R-squared value, which indicates how effectively the model fits, is calculated through the regression analysis. The value ranges from 0 to 1. From the above result, the value is 0.2285. It means that it would be interpreted that life expectancy is probable to have a relation with obesity.


The Degree of Spatial Autocorrelation

Two methods of measurement are used on this study so as to know the degree of spatial autocorrelation of life duration. One is Moran’s I, and another is Geary’s C.

Firstly, the degree of spatial autocorrelation can be calculated by Moran’s I. Moran (1950) was the first person to develop the measure of spatial autocorrelation with an aim to clarify stochastic phenomena which are distributed in space. Like a correlation coefficient, the values of Moran's Index range from -1 to +1. While +1 means strong positive spatial autocorrelation, -1 means strong negative spatial autocorrelation and 0 indicates a random pattern. It shows the degree of interdependency between the variables. In this test, the result of Moran’s I is 0.568. Therefore, it can be said that there is spatial clustering of the values because it is relatively near to +1.

Secondly, Geary's C is tested, which is similar to Moran's I but it is non-identical. Geary's C focuses more on local spatial autocorrelation while Moran's I is a way of measuring global spatial autocorrelation. Geary’s C value ranges from 0 to 2. In this analysis, 1 indicates no spatial autocorrelation and values ranging from 0 to 1 means increasing positive spatial autocorrelation, whilst values higher than 1 demonstrate increasing negative spatial autocorrelation. In this case, the result of Geary’s C test is 0.572. Hence, as with Moran’s I, it also means positive spatial autocorrelation on the grounds that the value is between 0 to 1.


Although there seems to be a certain relationship between obesity and life expectancy, the values of spatial analyses are not necessarily enough to conclude. Therefore, further researches are required to elucidate the role of obesity as a factor relating to length of life. 




Cliff A.D.and Ord J.K. (1981) ‘Spatial processes’, Pion, p. 21.

ESRI Japan, http://www.esrij.com/, accessed 23rd Dec 2012.

Gehlke C.E, Biehl K (1934) ‘Certain effects of grouping upon the size of the correlation coefficient in census tract material’, Journal of the American Statistical Association, 29, pp. 169–170.

Goodchild M.F. (1987) ‘Spatial Autocorrelation’. CATMOG, 47, GEO BOOKS.
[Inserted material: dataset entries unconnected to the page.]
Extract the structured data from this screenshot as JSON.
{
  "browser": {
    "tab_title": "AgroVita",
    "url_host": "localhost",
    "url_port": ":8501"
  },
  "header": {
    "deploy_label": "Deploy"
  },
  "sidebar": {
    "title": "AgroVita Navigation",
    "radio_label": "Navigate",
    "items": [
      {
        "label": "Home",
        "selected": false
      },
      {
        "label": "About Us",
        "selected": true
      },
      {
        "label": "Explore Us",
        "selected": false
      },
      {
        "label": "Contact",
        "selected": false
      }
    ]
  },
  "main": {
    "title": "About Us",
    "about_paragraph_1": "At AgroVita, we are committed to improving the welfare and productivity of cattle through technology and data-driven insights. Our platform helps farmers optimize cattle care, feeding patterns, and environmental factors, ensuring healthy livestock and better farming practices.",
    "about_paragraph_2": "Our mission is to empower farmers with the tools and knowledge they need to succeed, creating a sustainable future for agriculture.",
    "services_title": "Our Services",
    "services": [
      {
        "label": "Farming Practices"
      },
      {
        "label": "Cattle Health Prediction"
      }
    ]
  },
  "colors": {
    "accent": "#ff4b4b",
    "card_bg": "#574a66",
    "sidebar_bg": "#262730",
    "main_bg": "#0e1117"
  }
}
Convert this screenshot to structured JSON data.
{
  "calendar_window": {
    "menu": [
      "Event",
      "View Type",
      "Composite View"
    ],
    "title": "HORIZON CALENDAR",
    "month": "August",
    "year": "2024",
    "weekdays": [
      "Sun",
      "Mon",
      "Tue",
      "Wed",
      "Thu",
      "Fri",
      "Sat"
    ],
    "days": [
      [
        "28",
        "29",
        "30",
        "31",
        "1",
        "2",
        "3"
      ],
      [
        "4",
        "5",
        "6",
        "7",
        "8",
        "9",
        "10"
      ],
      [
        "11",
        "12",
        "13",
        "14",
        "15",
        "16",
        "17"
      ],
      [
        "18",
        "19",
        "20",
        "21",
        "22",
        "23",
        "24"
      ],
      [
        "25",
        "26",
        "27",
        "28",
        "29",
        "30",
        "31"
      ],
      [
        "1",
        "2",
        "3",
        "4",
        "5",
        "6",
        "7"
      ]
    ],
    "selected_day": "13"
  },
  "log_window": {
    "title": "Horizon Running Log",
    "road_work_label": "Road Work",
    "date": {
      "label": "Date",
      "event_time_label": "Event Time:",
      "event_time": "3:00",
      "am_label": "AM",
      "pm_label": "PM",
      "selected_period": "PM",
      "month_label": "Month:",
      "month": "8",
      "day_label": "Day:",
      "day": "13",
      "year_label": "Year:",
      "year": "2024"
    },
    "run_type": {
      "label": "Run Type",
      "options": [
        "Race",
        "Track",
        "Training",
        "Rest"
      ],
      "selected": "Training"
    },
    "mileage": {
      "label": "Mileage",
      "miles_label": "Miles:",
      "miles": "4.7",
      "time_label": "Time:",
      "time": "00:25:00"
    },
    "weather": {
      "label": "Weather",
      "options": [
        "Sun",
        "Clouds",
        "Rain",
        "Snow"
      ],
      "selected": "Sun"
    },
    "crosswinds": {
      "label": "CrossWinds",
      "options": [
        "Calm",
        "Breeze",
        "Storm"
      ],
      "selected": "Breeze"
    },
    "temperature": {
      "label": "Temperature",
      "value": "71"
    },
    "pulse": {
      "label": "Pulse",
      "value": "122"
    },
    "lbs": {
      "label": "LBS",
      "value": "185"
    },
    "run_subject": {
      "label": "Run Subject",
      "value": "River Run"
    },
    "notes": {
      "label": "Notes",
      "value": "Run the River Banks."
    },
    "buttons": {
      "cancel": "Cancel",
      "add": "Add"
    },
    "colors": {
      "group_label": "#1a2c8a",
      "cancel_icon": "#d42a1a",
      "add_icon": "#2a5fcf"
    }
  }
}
Moran, P.A.P. (1950) ‘Notes on continuous stochastic phenomena’. Biometrika, 37, 17.

The Ministry of Health, Labor and Welfare, http://www.mhlw.go.jp/english/, accessed 23rd Dec 2012.